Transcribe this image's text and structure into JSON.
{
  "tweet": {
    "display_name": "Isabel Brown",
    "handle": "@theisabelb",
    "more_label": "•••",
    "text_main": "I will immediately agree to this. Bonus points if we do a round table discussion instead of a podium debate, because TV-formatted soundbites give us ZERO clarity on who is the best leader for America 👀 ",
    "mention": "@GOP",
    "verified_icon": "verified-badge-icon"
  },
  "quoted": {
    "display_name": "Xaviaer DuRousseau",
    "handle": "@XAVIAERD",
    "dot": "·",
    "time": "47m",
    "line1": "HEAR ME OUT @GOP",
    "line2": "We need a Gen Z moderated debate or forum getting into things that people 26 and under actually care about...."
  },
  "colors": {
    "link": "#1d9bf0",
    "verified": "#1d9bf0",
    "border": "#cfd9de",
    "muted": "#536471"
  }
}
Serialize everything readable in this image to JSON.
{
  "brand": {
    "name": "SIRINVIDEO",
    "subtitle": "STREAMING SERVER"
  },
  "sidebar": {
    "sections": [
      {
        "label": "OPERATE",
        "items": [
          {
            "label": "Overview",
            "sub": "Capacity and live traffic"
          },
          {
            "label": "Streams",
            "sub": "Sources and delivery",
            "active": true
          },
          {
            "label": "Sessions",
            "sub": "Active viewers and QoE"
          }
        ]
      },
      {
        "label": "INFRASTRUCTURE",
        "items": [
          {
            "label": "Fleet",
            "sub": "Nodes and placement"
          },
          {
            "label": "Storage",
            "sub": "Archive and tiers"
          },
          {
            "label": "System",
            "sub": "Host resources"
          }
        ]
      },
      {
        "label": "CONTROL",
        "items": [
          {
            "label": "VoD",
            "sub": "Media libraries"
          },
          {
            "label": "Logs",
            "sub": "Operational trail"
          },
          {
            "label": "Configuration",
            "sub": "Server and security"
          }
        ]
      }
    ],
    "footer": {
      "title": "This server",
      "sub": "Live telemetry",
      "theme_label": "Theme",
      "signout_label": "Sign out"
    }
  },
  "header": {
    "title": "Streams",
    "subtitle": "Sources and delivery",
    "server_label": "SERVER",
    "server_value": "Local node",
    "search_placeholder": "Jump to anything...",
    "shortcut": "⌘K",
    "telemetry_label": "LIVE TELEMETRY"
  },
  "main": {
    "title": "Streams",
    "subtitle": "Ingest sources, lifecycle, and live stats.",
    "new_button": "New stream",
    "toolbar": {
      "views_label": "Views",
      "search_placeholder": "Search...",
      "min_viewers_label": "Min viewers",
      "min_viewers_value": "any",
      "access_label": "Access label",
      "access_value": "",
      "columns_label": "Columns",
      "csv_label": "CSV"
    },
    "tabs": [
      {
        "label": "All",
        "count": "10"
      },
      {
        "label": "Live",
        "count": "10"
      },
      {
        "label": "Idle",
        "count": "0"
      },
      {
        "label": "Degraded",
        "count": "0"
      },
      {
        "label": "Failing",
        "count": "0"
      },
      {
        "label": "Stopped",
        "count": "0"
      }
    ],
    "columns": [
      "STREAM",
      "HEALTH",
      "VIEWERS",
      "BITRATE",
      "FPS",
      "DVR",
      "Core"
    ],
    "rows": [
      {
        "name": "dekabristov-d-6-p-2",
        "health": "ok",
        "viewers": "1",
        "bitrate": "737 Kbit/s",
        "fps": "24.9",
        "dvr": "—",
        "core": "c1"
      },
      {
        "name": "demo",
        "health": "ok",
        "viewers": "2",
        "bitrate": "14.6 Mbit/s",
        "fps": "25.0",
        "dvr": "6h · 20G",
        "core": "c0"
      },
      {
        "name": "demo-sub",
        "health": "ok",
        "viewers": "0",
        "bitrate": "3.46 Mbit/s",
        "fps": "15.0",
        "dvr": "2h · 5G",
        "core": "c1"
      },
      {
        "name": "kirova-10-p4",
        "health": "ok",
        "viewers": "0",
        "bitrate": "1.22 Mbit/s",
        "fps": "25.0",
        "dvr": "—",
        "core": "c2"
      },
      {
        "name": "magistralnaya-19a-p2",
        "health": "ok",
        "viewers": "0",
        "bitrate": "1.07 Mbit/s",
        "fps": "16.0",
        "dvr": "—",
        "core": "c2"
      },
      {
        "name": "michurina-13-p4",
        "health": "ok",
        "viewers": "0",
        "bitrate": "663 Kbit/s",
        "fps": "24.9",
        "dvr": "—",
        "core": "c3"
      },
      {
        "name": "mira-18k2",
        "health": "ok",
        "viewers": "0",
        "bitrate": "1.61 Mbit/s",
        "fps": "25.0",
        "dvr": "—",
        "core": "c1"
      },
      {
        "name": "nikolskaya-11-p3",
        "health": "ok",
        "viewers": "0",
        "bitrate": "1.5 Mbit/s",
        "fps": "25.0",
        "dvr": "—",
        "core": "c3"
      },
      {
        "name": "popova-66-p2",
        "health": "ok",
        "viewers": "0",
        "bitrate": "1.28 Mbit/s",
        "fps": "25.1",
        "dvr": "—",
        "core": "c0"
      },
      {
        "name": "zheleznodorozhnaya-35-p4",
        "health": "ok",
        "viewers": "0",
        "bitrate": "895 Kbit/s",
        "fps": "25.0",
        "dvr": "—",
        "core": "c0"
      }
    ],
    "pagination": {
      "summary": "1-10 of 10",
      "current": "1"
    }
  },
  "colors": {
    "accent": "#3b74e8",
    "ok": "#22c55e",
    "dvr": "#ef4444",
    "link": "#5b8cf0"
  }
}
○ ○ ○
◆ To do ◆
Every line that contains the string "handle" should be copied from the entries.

◆ Solution to this task ◆
    "handle": "@theisabelb",
    "handle": "@XAVIAERD",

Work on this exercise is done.